Daniel Houser () and
Erte Xiao ()
No 1009, Working Papers from George Mason University, Interdisciplinary Center for Economic Science
Inequality aversion is a key motive for punishment, with many prominent studies suggesting people use punishment to reduce or eliminate inequality. Punishment in laboratory games, however, is nearly always designed to promote equality (e.g., rejections in standard ultimatum games) and the marginal cost of punishment is typically non-trivially positive. As a consequence, individual preferences over punishment outcomes remain largely uninformed. We here report data from a laboratory experiment using dictator games. We find that when people are treated unfairly they systematically prefer to use punishment to create advantageous inequality. Our results shed new light on human preferences over punishment outcomes, and have important implications for the design of mechanisms to deter misconduct.
New Economics Papers: this item is included in nep-cbe, nep-exp, nep-gth and nep-mic
References: View complete reference list from CitEc
Citations Track citations by RSS feed
Downloads: (external link)
Journal Article: Inequality-seeking punishment (2010)
This item may be available elsewhere in EconPapers: Search for items with the same title.
Export reference: BibTeX
RIS (EndNote, ProCite, RefMan)
Persistent link: https://EconPapers.repec.org/RePEc:gms:wpaper:1009
Access Statistics for this paper
More papers in Working Papers from George Mason University, Interdisciplinary Center for Economic Science Contact information at EDIRC.
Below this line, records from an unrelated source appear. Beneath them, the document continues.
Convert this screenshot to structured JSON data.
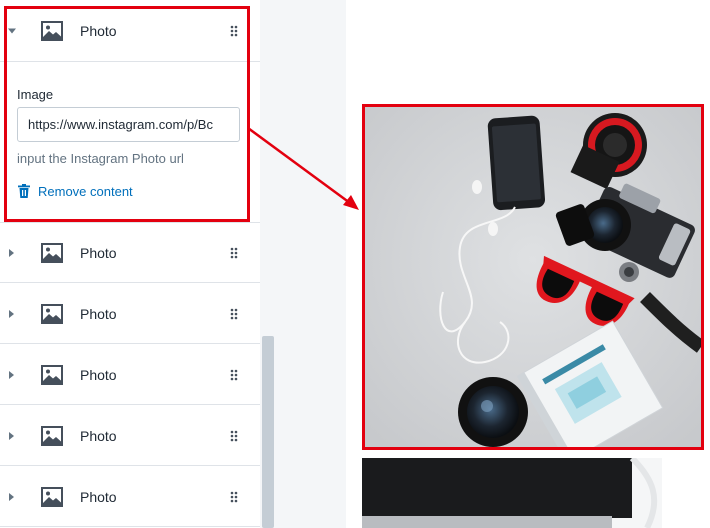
{
  "blocks": [
    {
      "label": "Photo",
      "expanded": true
    },
    {
      "label": "Photo",
      "expanded": false
    },
    {
      "label": "Photo",
      "expanded": false
    },
    {
      "label": "Photo",
      "expanded": false
    },
    {
      "label": "Photo",
      "expanded": false
    },
    {
      "label": "Photo",
      "expanded": false
    }
  ],
  "editor": {
    "image_label": "Image",
    "url_value": "https://www.instagram.com/p/Bc",
    "help_text": "input the Instagram Photo url",
    "remove_label": "Remove content"
  },
  "icons": {
    "block_icon": "image-icon",
    "drag_icon": "drag-handle-icon",
    "remove_icon": "trash-icon"
  },
  "colors": {
    "highlight": "#e3000f",
    "link": "#006fbb"
  }
}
Bibliographic data for series maintained by Stan Tsirulnikov ().